When I answered, he said, “Yes! And, your mother, she doesn’t wear the traditional Sudanese Tob, correct?”
“No, she doesn’t. Not on a daily basis anyway. She’s Egyptian.”
“Yes! And she likes the color blue?”
Frankly confused, first, because of the line of questioning, with no obvious relevance, and doesn’t everyone love blue?
“I guess” I replied.
He had been pacing, while interrogating me, and then he gestured that we were to leave his office, I was to follow him. Policeman in Police College. I followed. He led me to the Dean of the College, who got up from his desk, shook my hand warmly, and with extreme emotion. He kept repeating, “Mashallah, mashallah” which is a term that means “Glory be to God” and used when looking at something remarkable, often a child that has grown, which, apparently, was the case.

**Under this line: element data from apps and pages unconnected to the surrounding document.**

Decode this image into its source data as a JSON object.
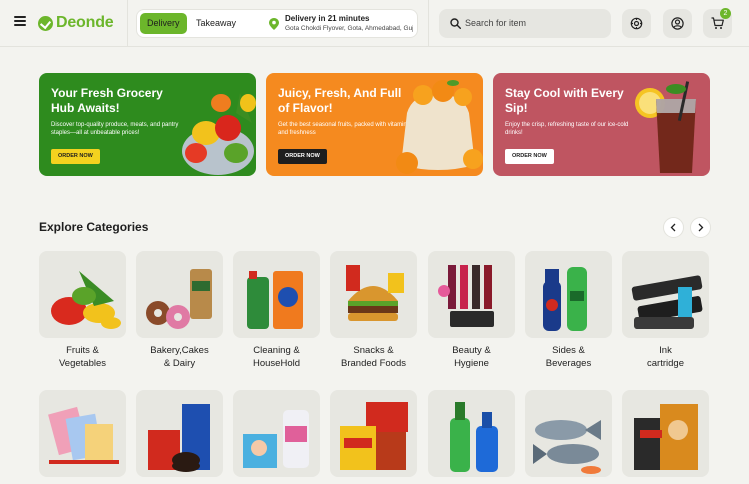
{
  "brand": {
    "name": "Deonde",
    "color": "#6cb62b"
  },
  "header": {
    "modes": [
      "Delivery",
      "Takeaway"
    ],
    "active_mode": "Delivery",
    "delivery_title": "Delivery in 21 minutes",
    "delivery_address": "Gota Chokdi Flyover, Gota, Ahmedabad, Guj...",
    "search_placeholder": "Search for item",
    "cart_count": "2",
    "icons": [
      "menu-icon",
      "location-pin-icon",
      "search-icon",
      "settings-icon",
      "user-icon",
      "cart-icon"
    ]
  },
  "banners": [
    {
      "title": "Your Fresh Grocery Hub Awaits!",
      "subtitle": "Discover top-quality produce, meats, and pantry staples—all at unbeatable prices!",
      "button": "ORDER NOW",
      "bg": "#2e8b1e",
      "button_bg": "#f4d21f",
      "button_color": "#1e1e1e"
    },
    {
      "title": "Juicy, Fresh, And Full of Flavor!",
      "subtitle": "Get the best seasonal fruits, packed with vitamins and freshness",
      "button": "ORDER NOW",
      "bg": "#f58a1f",
      "button_bg": "#1e1e1e",
      "button_color": "#ffffff"
    },
    {
      "title": "Stay Cool with Every Sip!",
      "subtitle": "Enjoy the crisp, refreshing taste of our ice-cold drinks!",
      "button": "ORDER NOW",
      "bg": "#bf5561",
      "button_bg": "#ffffff",
      "button_color": "#1e1e1e"
    }
  ],
  "categories_section": {
    "title": "Explore Categories",
    "row1": [
      {
        "label": "Fruits &\nVegetables",
        "icon": "vegetables-icon"
      },
      {
        "label": "Bakery,Cakes\n& Dairy",
        "icon": "bakery-icon"
      },
      {
        "label": "Cleaning &\nHouseHold",
        "icon": "detergent-icon"
      },
      {
        "label": "Snacks &\nBranded Foods",
        "icon": "burger-icon"
      },
      {
        "label": "Beauty &\nHygiene",
        "icon": "cosmetics-icon"
      },
      {
        "label": "Sides &\nBeverages",
        "icon": "soda-bottles-icon"
      },
      {
        "label": "Ink\ncartridge",
        "icon": "ink-cartridge-icon"
      }
    ],
    "row2": [
      {
        "icon": "stationery-icon"
      },
      {
        "icon": "biscuits-icon"
      },
      {
        "icon": "baby-care-icon"
      },
      {
        "icon": "spices-icon"
      },
      {
        "icon": "hair-oil-icon"
      },
      {
        "icon": "fish-icon"
      },
      {
        "icon": "pet-food-icon"
      }
    ]
  }
}
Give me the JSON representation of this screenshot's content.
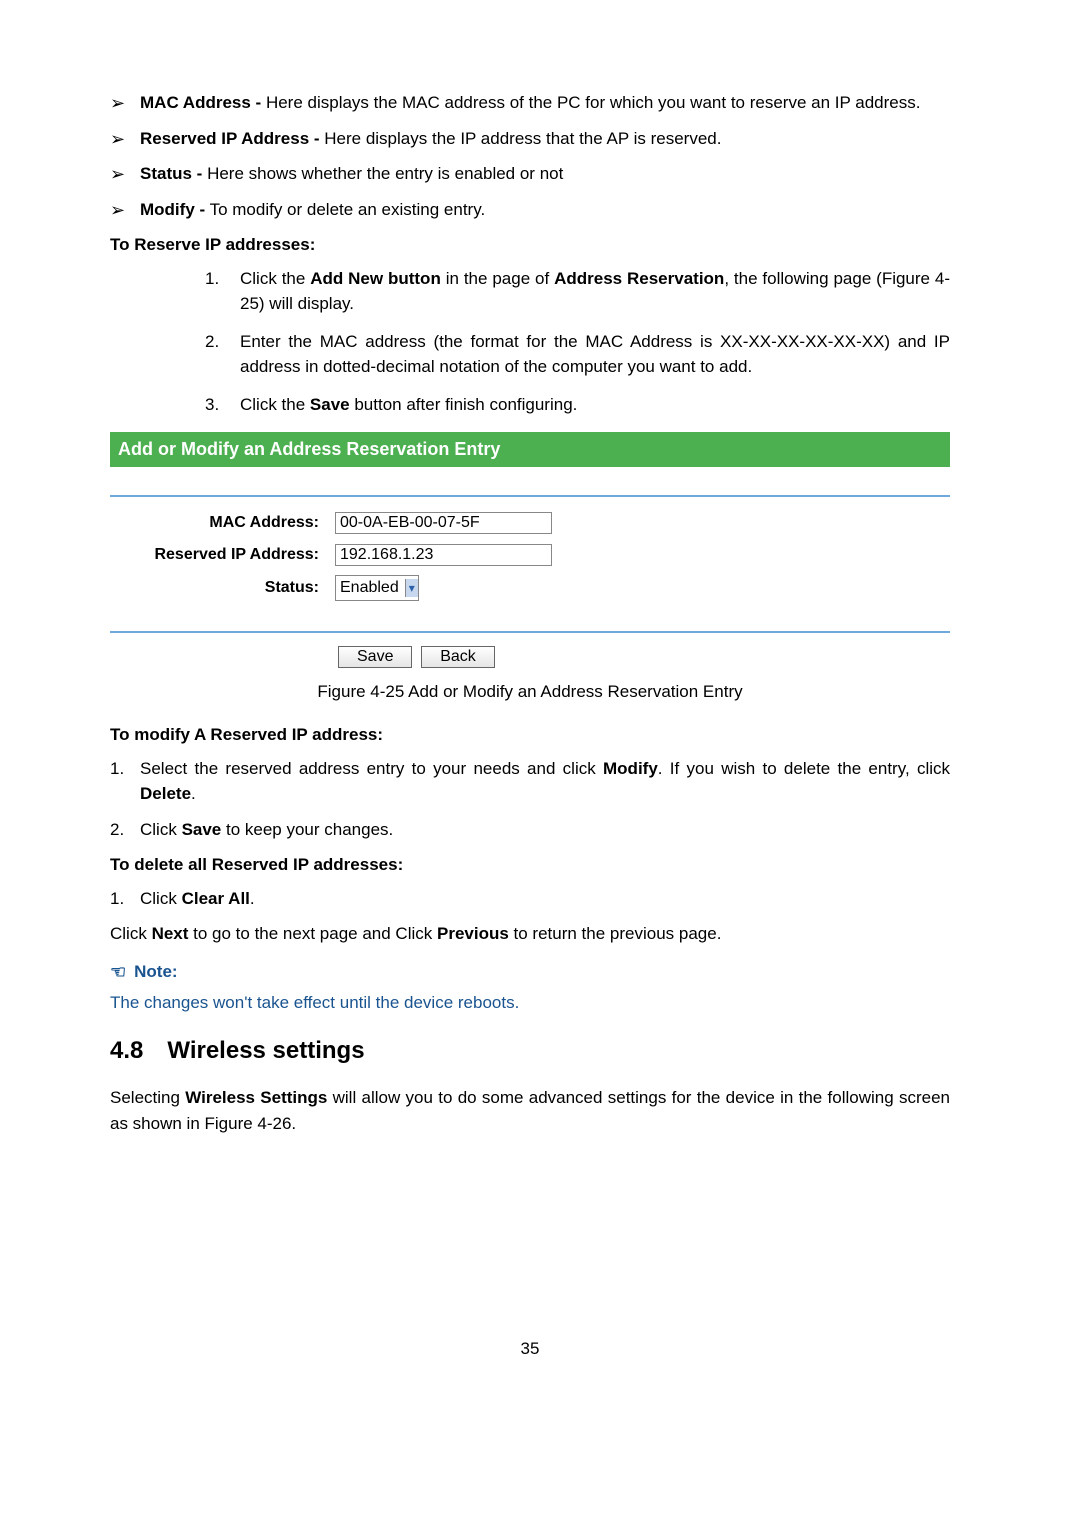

Finally, I got to hear the story.
When your father was in prison, I was the police officer assigned to your family. In those days, a policeman was assigned to take care of the families of political prisoners. We would drive you to prison visits, get your groceries and run errands. I was very moved by the plight of your mother, who was taking care of three young girls alone, and going to visit her husband in jail, sometimes taking you with her.
He kept shaking my hand and I realized my petite mother, who always does what needs to be done, and my father who is never less than dignified, had left a lasting impression on a fresh graduate, heading out into the real world. I could see in his whole demeanor, that the memory of that young family had not left him, and he had spent time wondering what had become of them. The fact that I came to him enrolled in the nation’s leading University (at the time) from one of the top departments (at the time) to design a theoretical Police Academy, was a full circle moment for him. I feel good that we were able to give him a happy ending. I just wish one of us could remember what his name was.
Something tells me that political prisoners are not given the same treatment these days.
Back to my young family...

This is an excerpt from an email my father sent to a friend of his, who he forwarded this post to...

I  tell   some   of  what  was   going  on   in  that  six  months  and  ten  days   as "  guest  of  the  government ".
In   the  company  of  many  university  staff  , some   reputed  lawyers,  some   university  students , some  of  them  now  professors  and  very  high  ranking  civil  servants,  and  others  we   were  rounded  in  part  of  the  state   prison  that  was  and  probably  still  is  named   ironically  " Alsaraya"  meaning   'The  Palace'.   Among  other  things  I was  "Head Administrater'  of  the  group  mainly  caring  for  the  two  miserable    meals  of  the  day  and  organizing   cultural  and  sports  activities .    In  fact  it  was    my  sports  responsibilities       which    introduced  me  to   who  would later become  my  beloved   wife,  Taggy's   mother. 
During  that    wonderful  period   in  prison, I  met  wonderful  people  and   made lasting   friends ,  read  more  than    forty  volumes,   making  Quran  khatma  every   ten  days  ..among  other  things..In   prison  each  one  of  us   was   given  two  blankets. No  beds.  You   spread  blankets  on  floor   and  when  it  was  cold   use  one  as  cover.
You  think   six  months  and  ten  days   was  long.  Not  long  brother  Tayeb  spent  two  full  years  as  "Guest  of  Government"    just  for  a  letter  found  with  him  which  I  wrote  to  him  while  he  was    in  Cambridge  for  his  PhD.. He  came  back  with  the  letter   as  part  of  his  personal  effects  and  never  realized   that  would  take  him  where  it  did.
Those  were     wonderful   years  that   brought   us  all  very  very   close.